TYI chats to the phenomenal Caroline Pule, about her thoughts on youth leadership and aspirations, as well as a recent conference she has attended.
Pule is a doctoral student in the department of molecular biology and human genetics at Stellenbosch University and an Ambassador for South African National Tuberculosis (SANTA).
1. What was the conference about?
The conference was about leadership development for women in Health and Sciences fields.
Blessed stay and time spend at Indaba Hotel,and the conference!! Now All work done and back home 🤓✈️ Cape Town, here I come! Thanking God!!l pic.twitter.com/YgrC69XWep
— Caroline Pule (@CarolinePule) June 16, 2017
2. Where did it take place?
It was held at the Indaba Hotel (13-14th June 2017), Fourways, Johannesburg.
3. How can aspiring young women who are in the same field get involved?
They can be involved through attendance, as the conference happens annually.
— Caroline Pule (@CarolinePule) June 14, 2017
4. Any words of encouragement for aspiring young women who want to enter into the Health & Science fields but face stereotypes and a glass ceiling?
Firstly, very important!
Its self-esteem and believing you’ve got what it takes to reach your goals. That everything is possible through hard work, determination and the grace of God.
Moreover, life is about choices. It doesn’t matter what family you come from, whether rich or poor; that doesn’t limit you as a young woman to pursue your career dreams.
To be that Doctor, Engineer, Scientist or Mathematician you want to be. All you need to do is stay focused, be willing to excel in all you do and use every opportunity that comes your way to succeed.
5. Tell us more about yourself?
I’m a Doctoral student in the department of molecular biology and human genetics, Stellenbosch University and an Ambassador South African National Tuberculosis (SANTA).
My PhD project focuses on Tuberculosis (TB research). I’m aware of the challenges faced by public health with the TB epidemic in South Africa and my research may lead to the development of novel drug targets to combat the spread of drug resistant TB.
6. What are some of the challenges you face and how do you deal with them?
My challenge is patience. Accepting that not all experiments are successful at the first try, or second or third attempt.

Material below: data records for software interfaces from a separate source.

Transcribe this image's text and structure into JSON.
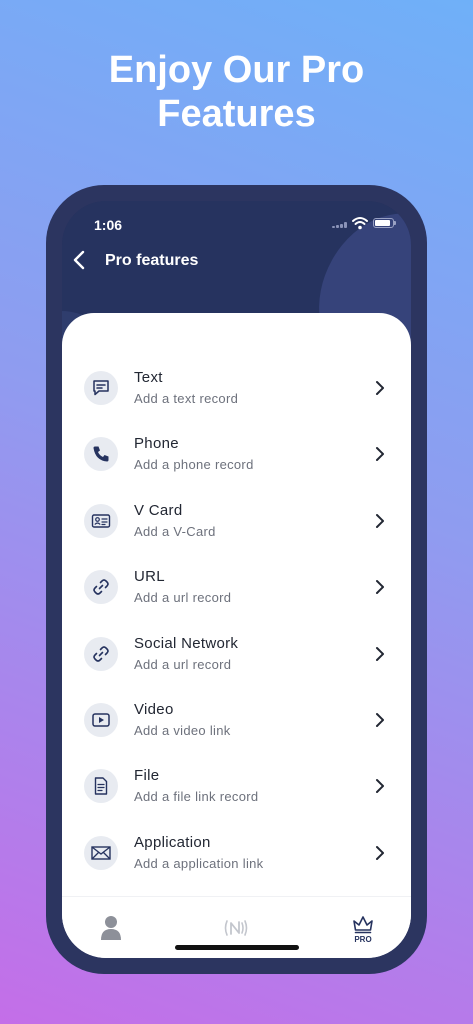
{
  "headline": {
    "line1": "Enjoy Our Pro",
    "line2": "Features"
  },
  "status_bar": {
    "time": "1:06"
  },
  "nav": {
    "title": "Pro features"
  },
  "features": [
    {
      "title": "Text",
      "subtitle": "Add a text record",
      "icon": "message-icon"
    },
    {
      "title": "Phone",
      "subtitle": "Add a phone record",
      "icon": "phone-icon"
    },
    {
      "title": "V Card",
      "subtitle": "Add a V-Card",
      "icon": "id-card-icon"
    },
    {
      "title": "URL",
      "subtitle": "Add a url record",
      "icon": "link-icon"
    },
    {
      "title": "Social Network",
      "subtitle": "Add a url record",
      "icon": "link-icon"
    },
    {
      "title": "Video",
      "subtitle": "Add a video link",
      "icon": "video-play-icon"
    },
    {
      "title": "File",
      "subtitle": "Add a file link record",
      "icon": "document-icon"
    },
    {
      "title": "Application",
      "subtitle": "Add a application link",
      "icon": "envelope-icon"
    }
  ],
  "tab_bar": {
    "tabs": [
      {
        "icon": "user-icon"
      },
      {
        "icon": "nfc-icon"
      },
      {
        "icon": "crown-icon",
        "label": "PRO"
      }
    ]
  },
  "colors": {
    "primary": "#26335f",
    "icon_bg": "#e8ebf1",
    "title_text": "#222733",
    "subtitle_text": "#6d717c"
  }
}
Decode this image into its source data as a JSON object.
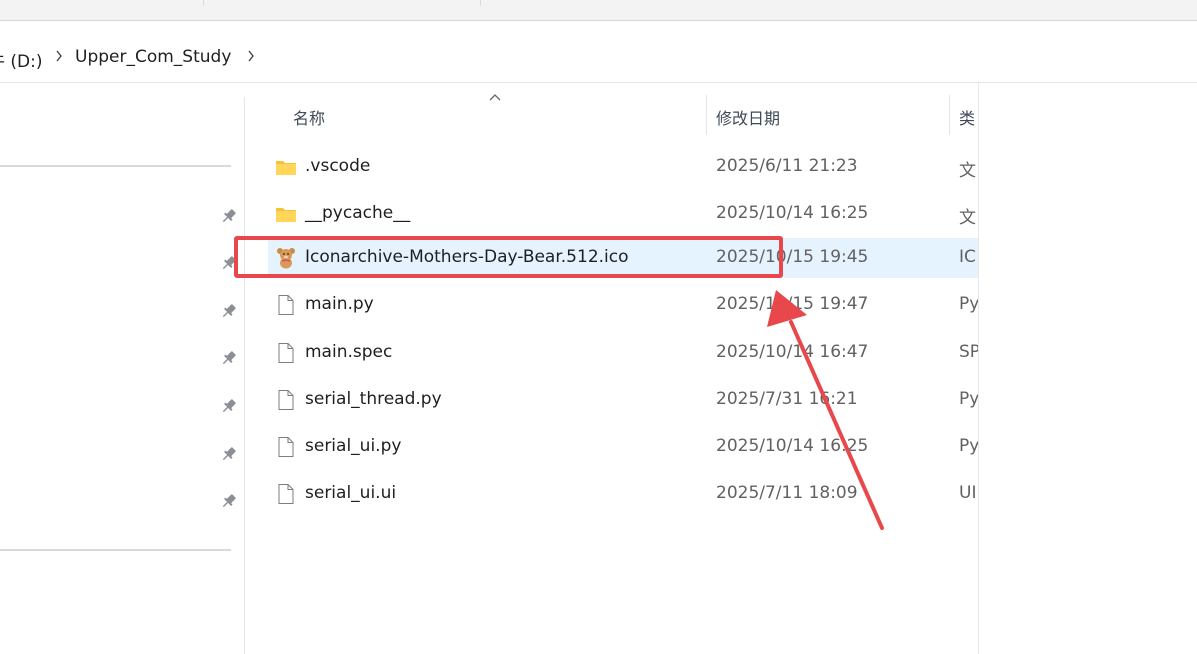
{
  "breadcrumb": {
    "drive_label": "牛 (D:)",
    "folder_label": "Upper_Com_Study"
  },
  "columns": {
    "name": "名称",
    "date": "修改日期",
    "type": "类"
  },
  "files": [
    {
      "name": ".vscode",
      "date": "2025/6/11 21:23",
      "type": "文",
      "icon": "folder-icon"
    },
    {
      "name": "__pycache__",
      "date": "2025/10/14 16:25",
      "type": "文",
      "icon": "folder-icon"
    },
    {
      "name": "Iconarchive-Mothers-Day-Bear.512.ico",
      "date": "2025/10/15 19:45",
      "type": "IC",
      "icon": "teddy-bear-icon",
      "selected": true
    },
    {
      "name": "main.py",
      "date": "2025/10/15 19:47",
      "type": "Py",
      "icon": "file-icon"
    },
    {
      "name": "main.spec",
      "date": "2025/10/14 16:47",
      "type": "SP",
      "icon": "file-icon"
    },
    {
      "name": "serial_thread.py",
      "date": "2025/7/31 16:21",
      "type": "Py",
      "icon": "file-icon"
    },
    {
      "name": "serial_ui.py",
      "date": "2025/10/14 16:25",
      "type": "Py",
      "icon": "file-icon"
    },
    {
      "name": "serial_ui.ui",
      "date": "2025/7/11 18:09",
      "type": "UI",
      "icon": "file-icon"
    }
  ],
  "annotation_color": "#e8474c",
  "selection_color": "#e5f3ff"
}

Nevertheless, due to the fact that I love my work as a medical scientist, I have learnt to accept that this is the nature of “science”.
— TYI (@theyoungindy) June 15, 2017